▸ **Description of the task**: Go through the records below and tally the lines that include "actuariel". Answer with the number only.

[Dataset items]
....

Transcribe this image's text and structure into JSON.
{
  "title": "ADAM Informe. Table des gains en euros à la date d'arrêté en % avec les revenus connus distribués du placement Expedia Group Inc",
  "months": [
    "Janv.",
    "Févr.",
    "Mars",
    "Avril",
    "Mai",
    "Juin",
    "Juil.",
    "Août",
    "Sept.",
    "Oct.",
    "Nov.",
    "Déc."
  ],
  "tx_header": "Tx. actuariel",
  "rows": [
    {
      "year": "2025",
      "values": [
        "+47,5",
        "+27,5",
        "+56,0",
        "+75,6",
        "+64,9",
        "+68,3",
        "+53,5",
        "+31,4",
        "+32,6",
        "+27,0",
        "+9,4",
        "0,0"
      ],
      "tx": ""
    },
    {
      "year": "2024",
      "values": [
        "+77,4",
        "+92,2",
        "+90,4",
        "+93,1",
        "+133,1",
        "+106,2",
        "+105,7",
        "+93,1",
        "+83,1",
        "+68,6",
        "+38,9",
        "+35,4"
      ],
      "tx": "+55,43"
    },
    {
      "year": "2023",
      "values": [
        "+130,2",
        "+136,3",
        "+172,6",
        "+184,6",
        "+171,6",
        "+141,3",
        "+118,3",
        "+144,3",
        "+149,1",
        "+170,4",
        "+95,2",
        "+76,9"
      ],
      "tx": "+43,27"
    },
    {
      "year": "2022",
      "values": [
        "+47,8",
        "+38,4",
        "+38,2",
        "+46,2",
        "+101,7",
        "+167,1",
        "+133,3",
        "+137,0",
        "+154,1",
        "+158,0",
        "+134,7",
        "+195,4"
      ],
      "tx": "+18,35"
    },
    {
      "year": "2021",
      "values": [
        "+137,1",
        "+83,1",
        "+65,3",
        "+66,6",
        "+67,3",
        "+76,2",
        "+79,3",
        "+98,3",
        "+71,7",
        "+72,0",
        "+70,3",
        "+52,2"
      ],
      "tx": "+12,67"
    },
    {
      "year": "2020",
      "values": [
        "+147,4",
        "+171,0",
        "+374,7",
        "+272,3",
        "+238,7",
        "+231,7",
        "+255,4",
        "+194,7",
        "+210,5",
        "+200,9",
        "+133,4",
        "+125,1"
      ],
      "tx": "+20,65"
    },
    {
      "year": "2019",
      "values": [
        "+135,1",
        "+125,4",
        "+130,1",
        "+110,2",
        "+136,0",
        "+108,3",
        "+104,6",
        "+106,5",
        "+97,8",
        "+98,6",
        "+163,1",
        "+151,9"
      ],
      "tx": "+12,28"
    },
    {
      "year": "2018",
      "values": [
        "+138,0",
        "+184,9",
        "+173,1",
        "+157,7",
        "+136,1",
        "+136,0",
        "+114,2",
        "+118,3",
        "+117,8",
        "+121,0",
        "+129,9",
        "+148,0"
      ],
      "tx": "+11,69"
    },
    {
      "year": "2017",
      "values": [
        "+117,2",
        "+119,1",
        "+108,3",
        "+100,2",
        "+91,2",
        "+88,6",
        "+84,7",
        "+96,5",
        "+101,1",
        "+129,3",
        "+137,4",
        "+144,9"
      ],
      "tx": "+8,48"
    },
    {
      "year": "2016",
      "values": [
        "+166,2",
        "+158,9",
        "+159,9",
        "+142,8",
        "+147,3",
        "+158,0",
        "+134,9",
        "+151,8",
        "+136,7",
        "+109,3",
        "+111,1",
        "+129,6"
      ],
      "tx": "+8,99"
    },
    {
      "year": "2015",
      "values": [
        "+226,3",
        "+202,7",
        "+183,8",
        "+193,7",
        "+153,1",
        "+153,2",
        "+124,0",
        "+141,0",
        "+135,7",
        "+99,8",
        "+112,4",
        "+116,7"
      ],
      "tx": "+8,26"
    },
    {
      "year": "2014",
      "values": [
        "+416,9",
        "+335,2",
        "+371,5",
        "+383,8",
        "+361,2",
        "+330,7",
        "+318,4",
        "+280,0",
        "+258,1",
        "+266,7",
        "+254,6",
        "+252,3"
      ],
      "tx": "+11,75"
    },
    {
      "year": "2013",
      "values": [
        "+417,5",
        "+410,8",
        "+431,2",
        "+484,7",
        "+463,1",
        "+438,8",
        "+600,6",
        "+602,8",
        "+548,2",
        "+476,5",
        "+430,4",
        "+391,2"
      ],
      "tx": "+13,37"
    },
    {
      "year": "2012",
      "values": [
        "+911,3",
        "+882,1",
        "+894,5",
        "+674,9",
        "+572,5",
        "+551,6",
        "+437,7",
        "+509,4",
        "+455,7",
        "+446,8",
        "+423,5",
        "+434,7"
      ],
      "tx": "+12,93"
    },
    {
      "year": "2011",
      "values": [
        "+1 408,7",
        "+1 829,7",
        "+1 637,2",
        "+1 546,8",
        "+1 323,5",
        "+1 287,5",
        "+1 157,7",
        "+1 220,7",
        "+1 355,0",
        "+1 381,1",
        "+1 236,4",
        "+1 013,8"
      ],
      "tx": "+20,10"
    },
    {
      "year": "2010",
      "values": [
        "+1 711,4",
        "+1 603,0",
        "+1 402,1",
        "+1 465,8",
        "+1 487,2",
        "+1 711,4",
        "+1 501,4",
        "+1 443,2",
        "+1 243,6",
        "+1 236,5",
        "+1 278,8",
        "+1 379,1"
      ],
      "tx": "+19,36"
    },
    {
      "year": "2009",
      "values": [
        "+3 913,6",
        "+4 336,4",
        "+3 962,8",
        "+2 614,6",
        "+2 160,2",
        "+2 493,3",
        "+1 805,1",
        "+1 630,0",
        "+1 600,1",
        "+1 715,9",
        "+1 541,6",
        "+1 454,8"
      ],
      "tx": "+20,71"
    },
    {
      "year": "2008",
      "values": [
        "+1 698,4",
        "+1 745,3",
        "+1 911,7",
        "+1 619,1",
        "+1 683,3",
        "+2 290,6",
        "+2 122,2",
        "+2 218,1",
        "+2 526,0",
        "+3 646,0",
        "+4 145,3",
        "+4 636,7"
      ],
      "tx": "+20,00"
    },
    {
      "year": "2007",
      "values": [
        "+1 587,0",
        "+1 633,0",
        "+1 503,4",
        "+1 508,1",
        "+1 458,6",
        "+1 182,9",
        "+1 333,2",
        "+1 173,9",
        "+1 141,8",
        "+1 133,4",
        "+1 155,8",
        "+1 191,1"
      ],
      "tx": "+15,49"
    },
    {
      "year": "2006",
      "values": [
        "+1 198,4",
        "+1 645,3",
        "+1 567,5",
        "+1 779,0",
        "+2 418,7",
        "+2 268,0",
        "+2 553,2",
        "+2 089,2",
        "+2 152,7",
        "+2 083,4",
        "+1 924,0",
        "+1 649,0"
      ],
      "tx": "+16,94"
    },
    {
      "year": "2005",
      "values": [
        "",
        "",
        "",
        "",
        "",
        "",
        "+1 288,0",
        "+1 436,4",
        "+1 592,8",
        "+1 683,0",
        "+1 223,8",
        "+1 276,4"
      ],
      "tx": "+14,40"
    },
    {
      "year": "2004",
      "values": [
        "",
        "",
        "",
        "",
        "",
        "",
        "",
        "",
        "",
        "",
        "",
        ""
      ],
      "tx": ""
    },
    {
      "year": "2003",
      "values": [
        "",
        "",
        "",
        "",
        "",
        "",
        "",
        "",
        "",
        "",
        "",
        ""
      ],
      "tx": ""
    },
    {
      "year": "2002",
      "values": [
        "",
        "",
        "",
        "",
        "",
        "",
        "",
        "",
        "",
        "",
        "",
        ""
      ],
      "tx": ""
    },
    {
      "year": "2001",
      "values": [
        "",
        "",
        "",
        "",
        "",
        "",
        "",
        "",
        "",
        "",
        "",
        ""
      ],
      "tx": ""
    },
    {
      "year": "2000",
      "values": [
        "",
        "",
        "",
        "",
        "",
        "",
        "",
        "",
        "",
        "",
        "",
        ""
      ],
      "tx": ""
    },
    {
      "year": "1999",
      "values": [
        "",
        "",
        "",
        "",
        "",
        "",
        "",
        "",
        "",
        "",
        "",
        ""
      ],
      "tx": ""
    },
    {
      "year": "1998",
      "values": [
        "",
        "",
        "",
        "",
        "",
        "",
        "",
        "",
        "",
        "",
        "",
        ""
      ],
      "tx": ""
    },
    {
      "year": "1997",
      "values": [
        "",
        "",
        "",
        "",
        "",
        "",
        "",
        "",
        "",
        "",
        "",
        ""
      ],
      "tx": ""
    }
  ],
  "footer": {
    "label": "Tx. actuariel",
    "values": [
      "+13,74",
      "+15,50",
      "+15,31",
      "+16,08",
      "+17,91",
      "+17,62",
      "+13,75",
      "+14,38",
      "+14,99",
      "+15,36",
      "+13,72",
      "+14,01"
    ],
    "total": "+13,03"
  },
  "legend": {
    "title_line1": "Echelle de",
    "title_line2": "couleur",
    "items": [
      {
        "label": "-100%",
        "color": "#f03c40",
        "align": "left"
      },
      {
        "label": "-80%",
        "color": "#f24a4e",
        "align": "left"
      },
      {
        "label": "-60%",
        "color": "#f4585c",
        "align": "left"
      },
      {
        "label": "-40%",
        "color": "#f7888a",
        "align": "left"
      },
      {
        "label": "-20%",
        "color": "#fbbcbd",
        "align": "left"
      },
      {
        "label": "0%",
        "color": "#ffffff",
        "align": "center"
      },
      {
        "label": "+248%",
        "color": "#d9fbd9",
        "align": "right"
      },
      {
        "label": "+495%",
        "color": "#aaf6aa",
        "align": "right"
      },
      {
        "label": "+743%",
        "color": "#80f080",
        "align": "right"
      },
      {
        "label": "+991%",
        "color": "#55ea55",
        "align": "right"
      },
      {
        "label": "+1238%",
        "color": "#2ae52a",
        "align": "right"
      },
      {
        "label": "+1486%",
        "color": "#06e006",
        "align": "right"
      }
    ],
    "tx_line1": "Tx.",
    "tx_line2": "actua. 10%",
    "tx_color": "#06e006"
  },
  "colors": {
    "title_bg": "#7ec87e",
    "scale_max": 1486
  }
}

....

▸ **Answer section**: 2